As Ecuadorians go to the polls on Sunday they must not only decide between eight presidential candidates but also vote on an unprecedented referendum question that could set a new course for the oil-reliant nation.
The poll will decide whether to halt drilling at the Yasuní Ishpingo-Tambococha-Tiputini (ITT) oilfield, also known as oil block 43, which lies in an Amazon national park and one of the world’s richest pockets of biodiversity. Ecuador’s largest protected area is also home to the Waorani people and the country’s last Indigenous communities in voluntary isolation, the Tagaeri and Taromenane.
When casting their ballots in a snap election that has been marked by the brutal assassination of a presidential candidate, a second referendum question will ask voters just in Quito whether to allow mining in the Chocó Andino, a vast area of land near the capital.
Ecuador is cash-strapped amid declining revenue from tax collection and the oil industry. The country earned $991m (£778m) from oil between January and July this year, less than half the $2.3bn it received during the same period last year, according to finance ministry data.

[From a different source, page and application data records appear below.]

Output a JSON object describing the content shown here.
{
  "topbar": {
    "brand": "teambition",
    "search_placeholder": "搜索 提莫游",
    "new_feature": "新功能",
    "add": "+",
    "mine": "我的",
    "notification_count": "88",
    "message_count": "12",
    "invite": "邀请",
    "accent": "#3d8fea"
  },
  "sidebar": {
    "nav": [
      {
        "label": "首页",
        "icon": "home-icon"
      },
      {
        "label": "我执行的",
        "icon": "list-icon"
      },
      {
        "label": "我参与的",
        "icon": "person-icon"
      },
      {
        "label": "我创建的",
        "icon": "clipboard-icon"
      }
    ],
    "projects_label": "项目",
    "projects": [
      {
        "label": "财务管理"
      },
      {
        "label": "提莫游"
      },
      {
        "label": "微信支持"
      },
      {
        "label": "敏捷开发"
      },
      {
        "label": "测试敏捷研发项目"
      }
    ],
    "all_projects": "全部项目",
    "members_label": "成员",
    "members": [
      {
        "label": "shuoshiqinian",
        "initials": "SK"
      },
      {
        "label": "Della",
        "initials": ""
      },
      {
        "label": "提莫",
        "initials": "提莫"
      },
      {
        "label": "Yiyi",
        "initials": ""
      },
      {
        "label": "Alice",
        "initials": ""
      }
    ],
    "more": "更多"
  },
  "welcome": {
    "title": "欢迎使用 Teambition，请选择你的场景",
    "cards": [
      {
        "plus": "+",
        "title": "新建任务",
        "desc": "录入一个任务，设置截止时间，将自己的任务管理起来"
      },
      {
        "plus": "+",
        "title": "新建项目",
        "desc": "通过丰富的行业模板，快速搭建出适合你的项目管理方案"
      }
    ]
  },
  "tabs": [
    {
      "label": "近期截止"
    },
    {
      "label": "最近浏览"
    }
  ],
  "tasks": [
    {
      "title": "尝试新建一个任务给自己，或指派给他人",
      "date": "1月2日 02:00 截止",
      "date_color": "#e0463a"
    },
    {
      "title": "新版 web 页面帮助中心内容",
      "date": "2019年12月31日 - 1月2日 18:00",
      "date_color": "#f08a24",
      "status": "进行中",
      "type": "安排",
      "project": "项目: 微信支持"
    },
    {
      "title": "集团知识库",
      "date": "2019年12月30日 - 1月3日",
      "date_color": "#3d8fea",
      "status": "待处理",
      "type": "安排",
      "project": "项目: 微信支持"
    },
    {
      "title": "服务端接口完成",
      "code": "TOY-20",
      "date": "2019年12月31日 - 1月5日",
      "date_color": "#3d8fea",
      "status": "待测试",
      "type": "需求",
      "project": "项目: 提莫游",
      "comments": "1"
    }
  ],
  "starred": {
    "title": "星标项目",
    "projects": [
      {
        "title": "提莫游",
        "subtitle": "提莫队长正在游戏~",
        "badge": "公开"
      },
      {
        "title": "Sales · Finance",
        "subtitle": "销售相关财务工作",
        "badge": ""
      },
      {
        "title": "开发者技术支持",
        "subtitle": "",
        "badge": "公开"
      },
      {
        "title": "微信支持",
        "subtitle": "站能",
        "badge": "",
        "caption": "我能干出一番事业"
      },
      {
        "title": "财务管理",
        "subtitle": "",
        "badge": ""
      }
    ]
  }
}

Last week, the rating agency Fitch downgraded Ecuador’s credit score to CCC+, seven points below investment grade. While it cited the country’s political and security risk, it also estimated a $600m fall in fiscal revenues and a 12% drop in oil output if the yes vote succeeded.
It is not the first time Yasuní ITT has become a touchstone for the struggle between big oil and protecting the Amazon rainforest in Ecuador. In 2007, the then newly elected president, Rafael Correa, famously offered the world the chance to keep about 850m barrels in the ground at the oilfield.

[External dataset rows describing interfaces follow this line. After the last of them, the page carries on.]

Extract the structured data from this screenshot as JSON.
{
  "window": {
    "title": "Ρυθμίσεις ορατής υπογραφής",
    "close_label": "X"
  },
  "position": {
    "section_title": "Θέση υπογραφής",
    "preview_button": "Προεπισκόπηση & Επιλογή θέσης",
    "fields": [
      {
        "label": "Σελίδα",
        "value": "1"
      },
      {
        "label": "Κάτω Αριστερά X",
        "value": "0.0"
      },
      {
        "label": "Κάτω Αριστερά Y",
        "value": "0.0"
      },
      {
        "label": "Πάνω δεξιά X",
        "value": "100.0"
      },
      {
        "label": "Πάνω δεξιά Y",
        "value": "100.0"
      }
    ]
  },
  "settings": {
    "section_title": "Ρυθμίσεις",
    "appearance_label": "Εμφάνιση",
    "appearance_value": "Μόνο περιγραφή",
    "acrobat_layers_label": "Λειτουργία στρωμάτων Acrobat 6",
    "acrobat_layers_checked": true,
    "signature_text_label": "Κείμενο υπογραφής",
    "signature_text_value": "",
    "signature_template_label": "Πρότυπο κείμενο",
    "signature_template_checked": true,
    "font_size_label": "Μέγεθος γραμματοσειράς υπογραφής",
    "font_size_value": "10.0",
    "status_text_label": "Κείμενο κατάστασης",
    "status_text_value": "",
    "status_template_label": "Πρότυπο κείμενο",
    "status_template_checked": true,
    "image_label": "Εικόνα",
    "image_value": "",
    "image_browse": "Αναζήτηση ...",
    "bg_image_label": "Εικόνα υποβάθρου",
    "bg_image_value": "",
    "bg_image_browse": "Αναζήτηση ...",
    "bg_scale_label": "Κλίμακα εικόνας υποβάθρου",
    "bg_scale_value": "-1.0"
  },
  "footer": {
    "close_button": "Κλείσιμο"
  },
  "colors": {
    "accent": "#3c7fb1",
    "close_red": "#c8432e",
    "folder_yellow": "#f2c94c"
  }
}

By creating a fund for half of the oil’s estimated value, $3.6bn, countries would compensate Ecuador for not touching the reserves.

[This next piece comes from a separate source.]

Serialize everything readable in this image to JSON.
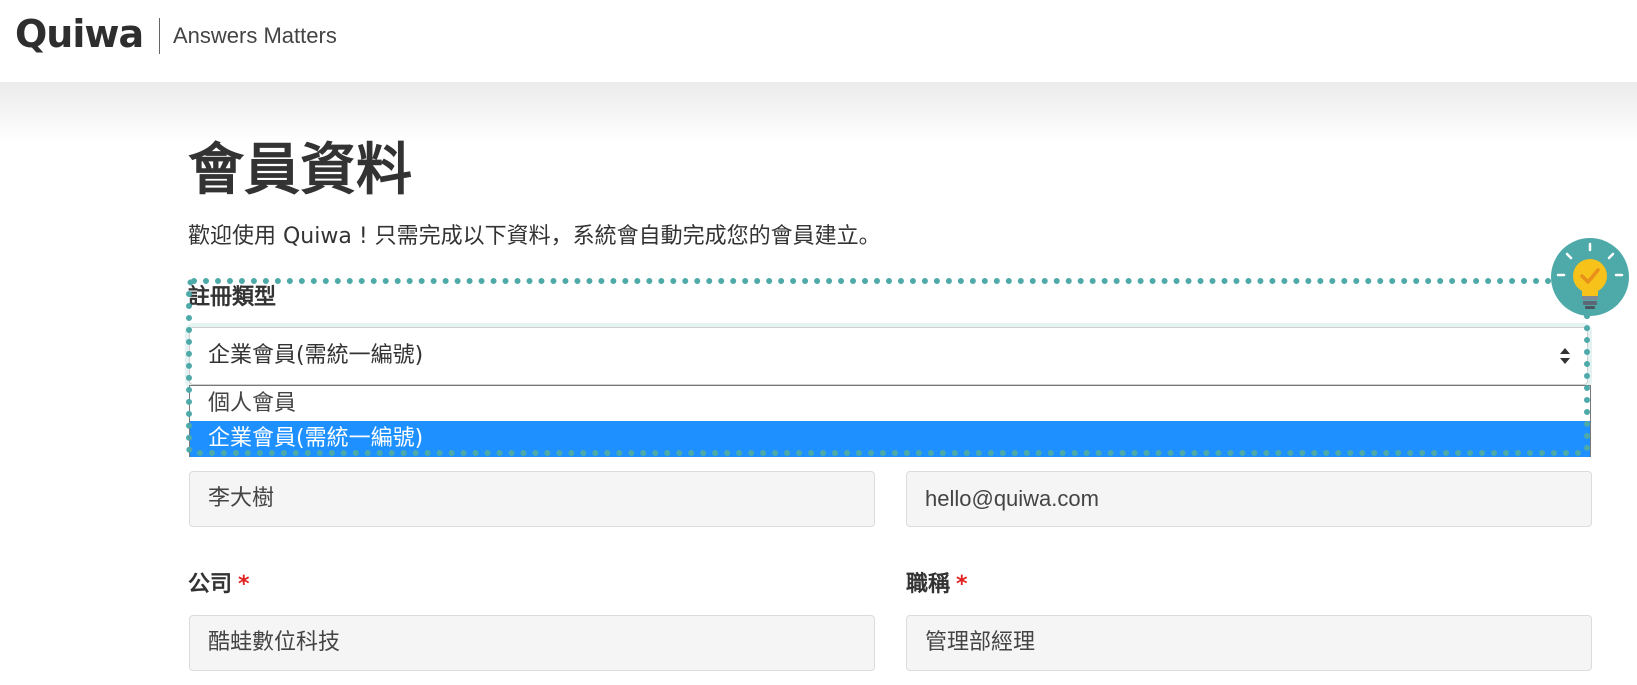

Whether it was a gamble or a publicity stunt, the bid failed to get the money. In 2013, Correa ended the initiative and gave the go-ahead to oil drilling on the 2,000-hectare (4,942-acre) patch of rainforest, reaching peak production of 57,000 barrels of oil a day.
It was also the beginning of the activist movement Yasunidos, which gathered more than 750,000 signatures to hold a referendum to achieve what Correa had failed to do. Ten years on and after lengthy legal battles, Ecuador’s highest court ruled the vote could take place.
The Indigenous Waorani leader and activist Nemonte Nenquimo said Sunday’s vote offered Ecuadorians a “once-in-a-lifetime opportunity”.
“The decision is now ours: we can change the course of history by saying yes to [blocking] Yasuní, we can all be defenders of Mother Earth and protect our future”, she told the Guardian.
“Oil extraction isn’t development. We only need to look at the facts to see the truth: oil causes poverty, contamination and death.”
Alberto Acosta-Burneo, an economist and editor of the Weekly Analysis bulletin, said Ecuador would be “shooting itself in the foot” if it shut down the fourth oil block in Yasuní ITT.
“Supposedly we do the environment good by ceasing to produce oil but we don’t reduce consumption of fossil fuels; as a result, another country will raise its oil output to sell us more fuel,” he said in a video posted on X, formerly known as Twitter.
Polls indicate that Ecuadorians may be listening to activists’ and Indigenous people’s calls to cease the country’s half-century of reliance on oil.
“Ecuador has an obligation to make an energy transition which is economically viable,” Patricia Gualinga, an Indigenous leader of the Kichwa community of Sarayaku, said. “The oil won’t last more than 15 years. It’s a non-renewable resource.”
Gualinga fought and won a case in the inter-American court of human rights in 2012 to block government-authorised oil exploration by an Argentinian company on her people’s land.
She said Ecuador’s dependence on oil had not brought “any benefit, only death and destruction” for its Indigenous people, half of whom still live in poverty while oil spills in the Amazon are commonplace.
The country’s rainforest has been the scene of an “Amazon Chernobyl”, a series of huge oil spills that sparked a legal battle which has been going on for three decades between activists and the oil company Chevron.
“If we win, it will be a triumph for Ecuador,” said Hueiya Cahuiya, 46, the founder of the Waorani Women’s Association of the Ecuadorian Amazon who has fought oil drilling in the park since, as a teenager, oil contractors destroyed a sacred burial ground where her grandfather’s remains lay.
“We don’t want any more contamination in our rivers, any more extraction on our land,” she said. “We want a different future.”
Source: The Guardian